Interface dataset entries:
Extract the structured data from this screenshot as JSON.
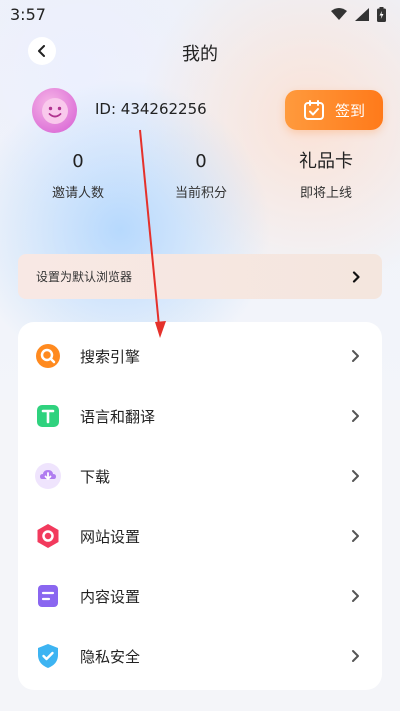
{
  "status_bar": {
    "time": "3:57"
  },
  "nav": {
    "title": "我的"
  },
  "profile": {
    "id_text": "ID: 434262256",
    "signin_label": "签到"
  },
  "stats": [
    {
      "value": "0",
      "label": "邀请人数"
    },
    {
      "value": "0",
      "label": "当前积分"
    },
    {
      "value": "礼品卡",
      "label": "即将上线"
    }
  ],
  "default_browser": {
    "label": "设置为默认浏览器"
  },
  "menu": [
    {
      "label": "搜索引擎",
      "icon": "search-engine-icon",
      "color": "#ff8a1f"
    },
    {
      "label": "语言和翻译",
      "icon": "translate-icon",
      "color": "#2fd27e"
    },
    {
      "label": "下载",
      "icon": "download-icon",
      "color": "#b07cf0"
    },
    {
      "label": "网站设置",
      "icon": "website-settings-icon",
      "color": "#f23a5d"
    },
    {
      "label": "内容设置",
      "icon": "content-settings-icon",
      "color": "#8a66f0"
    },
    {
      "label": "隐私安全",
      "icon": "privacy-shield-icon",
      "color": "#3db4f2"
    }
  ],
  "colors": {
    "accent": "#ff8a2a",
    "annotation_arrow": "#e5312b"
  }
}
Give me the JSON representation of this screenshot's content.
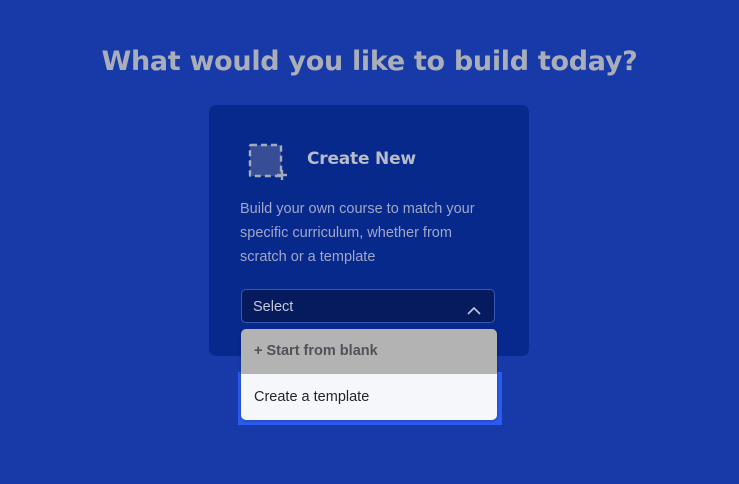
{
  "page": {
    "headline": "What would you like to build today?"
  },
  "card": {
    "icon": "dashed-square-plus-icon",
    "title": "Create New",
    "description": "Build your own course to match your specific curriculum, whether from scratch or a template"
  },
  "select": {
    "value": "Select",
    "state": "open",
    "chevron_icon": "chevron-up-icon",
    "options": [
      {
        "label": "+ Start from blank",
        "state": "hovered"
      },
      {
        "label": "Create a template",
        "state": "focused"
      }
    ]
  },
  "colors": {
    "background": "#183aa8",
    "card": "#08298c",
    "select_bg": "#061b5e",
    "option_hover": "#b3b3b3",
    "option_default": "#f6f7fa",
    "focus_ring": "#2a5cf0",
    "headline": "#a9aeb9"
  }
}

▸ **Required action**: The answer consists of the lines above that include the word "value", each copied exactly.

▸ **Response area**:
      "value": "0",
      "value": "0",
      "value": "礼品卡",
    "value": "Select",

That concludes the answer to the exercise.